The organisation offers other unique benefits to help retain and engage employees, and also to support their lives outside of work. If an employee joins the exotic holiday fund, Goodman Masson will pay for the cost of a holiday upfront, and the employee will pay back 80% of the cost over the course of a year through monthly salary deductions.

The home improvement loan works in a similar way, with the employer paying an upfront cost and the employee spreading repayments over three years, with 10% of the loan value written off each year. The organisation’s new parent fund works in the same way to help employees spread the cost of becoming first-time parents.

Goodman Masson’s student loan fund is structured in a similar way to the mortgage fund, and aims to write off student debt within three years.

The organisation also introduced a 3.30pm Friday finish, which gives employees the opportunity to leave at this time each week.

The average employee age at Goodman Masson is 28 years, so it has specifically designed its strategy to offer highly attractive benefits to its workforce. To support employees’ wellbeing, the organisation introduced a weekly fruit delivery, a dry-cleaning collection service and it also offers access to beauty therapist and a barber.

The results of its engagement programme are evident: turnover rates are low for the business sector, with 78% of employees staying for longer than two years, and absence levels have decreased. Its work on the Benefits Boutique offering won Goodman Masson the award for Best reward strategy aligned to business strategy at the Employee Benefits Awards in 2013, and the award for Most engaging benefits proposition in 2016. It has also achieved first place in Great Place to Work’s UK Best Workplaces 2015, medium category.

In a sector known for its high staff turnover rates and transient workforce, the results speak for themselves.

Goodman Masson at a glance

Goodman Masson is a financial recruitment firm, founded in 1993. It recruits across all industry sectors to place financial professionals covering accounting, tax, treasury, insurance, internal audit, risk, compliance, finance change, actuarial, banking operations and corporate finance.

It has around 140 employees with an average age of 28 years. The job roles range from associate consultant to senior director, and 78% of employees have more than two years’ service.

andrew-michaelCareer history

Andrew Michael, managing director, joined Goodman Masson in 2009 after previously working at recruitment firm Hudson for just under 10 years. Michael says: “Myself and my fellow board members are incredibly proud of what we’ve built, not just from a benefits perspective, but the organisation and the approach to managing our clients. The growth of our client base has been something I’m proud of.

“We’re also proud of our management philosophy at Goodman Masson. We’ve spent a huge amount of time and money and effort in making sure our managers manage and engage our people in the right way.”

Business objectives

  • To treat employees better than any other business in the UK.
  • To become the largest financial recruitment business in London.

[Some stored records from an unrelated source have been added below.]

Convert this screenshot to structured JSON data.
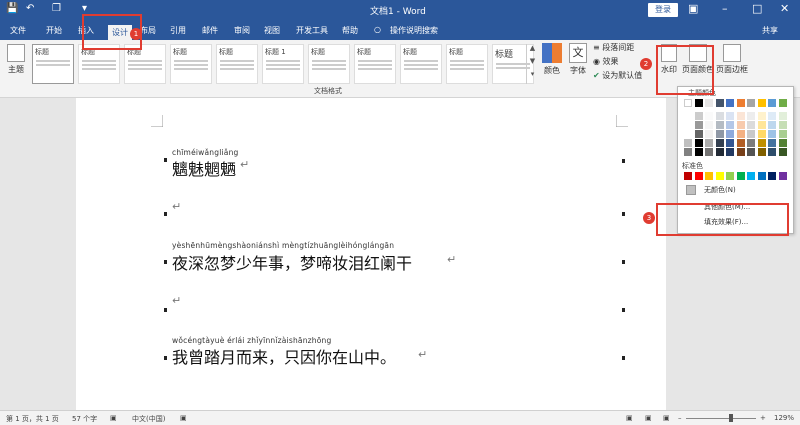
{
  "titlebar": {
    "title": "文档1 - Word",
    "login": "登录",
    "share": "共享"
  },
  "menu": {
    "tabs": [
      "文件",
      "开始",
      "插入",
      "设计",
      "布局",
      "引用",
      "邮件",
      "审阅",
      "视图",
      "开发工具",
      "帮助",
      "操作说明搜索"
    ],
    "active_tab": "设计"
  },
  "ribbon": {
    "theme_label": "主题",
    "style_heading": "标题",
    "style_heading2": "标题 1",
    "colors_label": "颜色",
    "fonts_label": "字体",
    "para_spacing_label": "段落间距",
    "effects_label": "效果",
    "set_default_label": "设为默认值",
    "watermark_label": "水印",
    "page_color_label": "页面颜色",
    "page_border_label": "页面边框",
    "group_label": "文档格式"
  },
  "badges": [
    "1",
    "2",
    "3"
  ],
  "document": {
    "line1_pinyin": "chīméiwǎngliǎng",
    "line1_text": "魑魅魍魉",
    "line2_pinyin": "yèshēnhūmèngshàoniánshì   mèngtízhuānglèihónglángān",
    "line2_text": "夜深忽梦少年事，梦啼妆泪红阑干",
    "line3_pinyin": "wǒcéngtàyuè érlái    zhǐyīnnǐzàishānzhōng",
    "line3_text": "我曾踏月而来，只因你在山中。"
  },
  "dropdown": {
    "theme_colors_label": "主题颜色",
    "standard_colors_label": "标准色",
    "no_color_label": "无颜色(N)",
    "other_colors_label": "其他颜色(M)...",
    "fill_effects_label": "填充效果(F)...",
    "standard_colors": [
      "#c00000",
      "#ff0000",
      "#ffc000",
      "#ffff00",
      "#92d050",
      "#00b050",
      "#00b0f0",
      "#0070c0",
      "#002060",
      "#7030a0"
    ],
    "theme_top": [
      "#ffffff",
      "#000000",
      "#e7e6e6",
      "#44546a",
      "#4472c4",
      "#ed7d31",
      "#a5a5a5",
      "#ffc000",
      "#5b9bd5",
      "#70ad47"
    ]
  },
  "statusbar": {
    "page": "第 1 页，共 1 页",
    "words": "57 个字",
    "lang": "中文(中国)",
    "zoom": "129%"
  },
  "colors": {
    "title_bar": "#2b579a",
    "highlight": "#e03c31"
  }
}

Benefits on offer at Goodman Masson


  • Stakeholder pension with a 1% employer and 1% employee contribution.
  • Goodman Masson went through auto-enrolment in 2014.

Group risk

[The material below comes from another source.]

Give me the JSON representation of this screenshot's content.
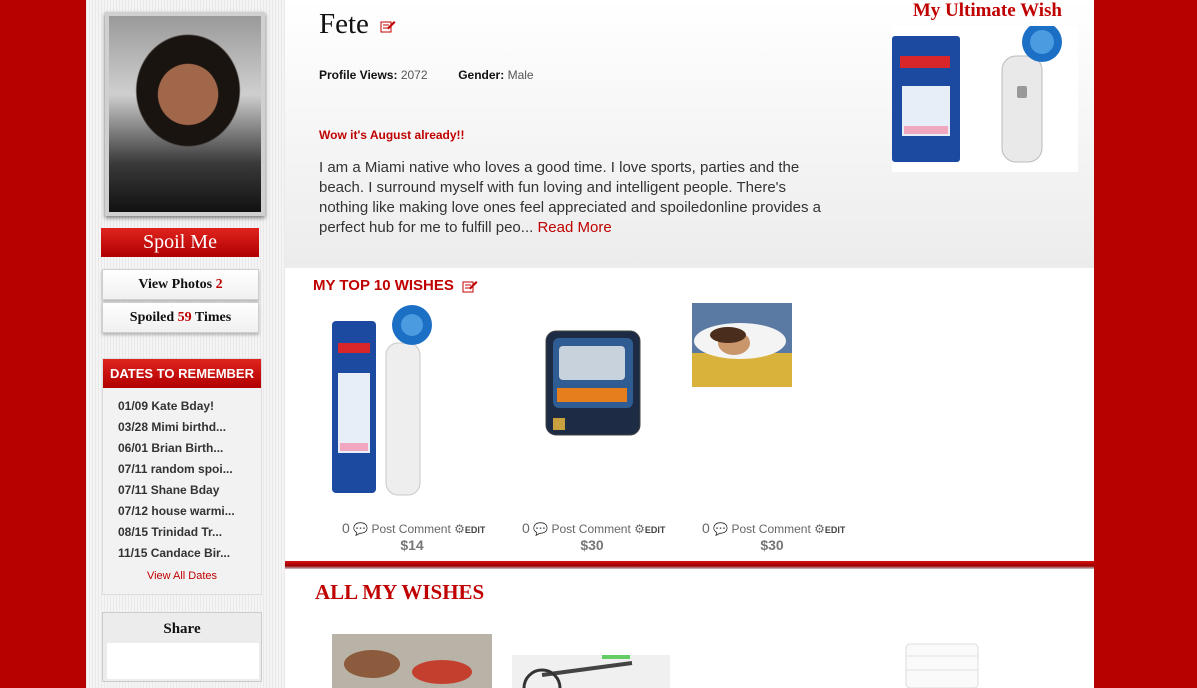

  • Group income protection, employer-paid for some employees.
  • Critical illness insurance, employer-paid for some employees.

Healthcare and wellbeing

  • Private medical insurance, voluntary basis, employee-paid.
  • Eyecare vouchers, employer-paid for all employees.
  • Personal accident insurance.
  • Sports and social clubs: football team, netball team, running club.

Work-life balance and family friendly

  • Mortgage fund.
  • Exotic holiday loan scheme.
  • Home technology loan.
  • Knowledge fund.
  • Home improvement loan.
  • New parent loan.
  • Reduced-rate babysitting service.
  • Childcare vouchers.
  • Student loan fund.
  • 25 days’ holiday with the option to buy or sell up to five days per year.
  • Early finish on Fridays.

Company cars

  • Salary sacrifice company car scheme.

Other benefits

  • Free cereal daily.
  • Free fruit deliveries.
  • Hot breakfast on Fridays.
  • Charity challenges
  • Monthly top-performer prizes.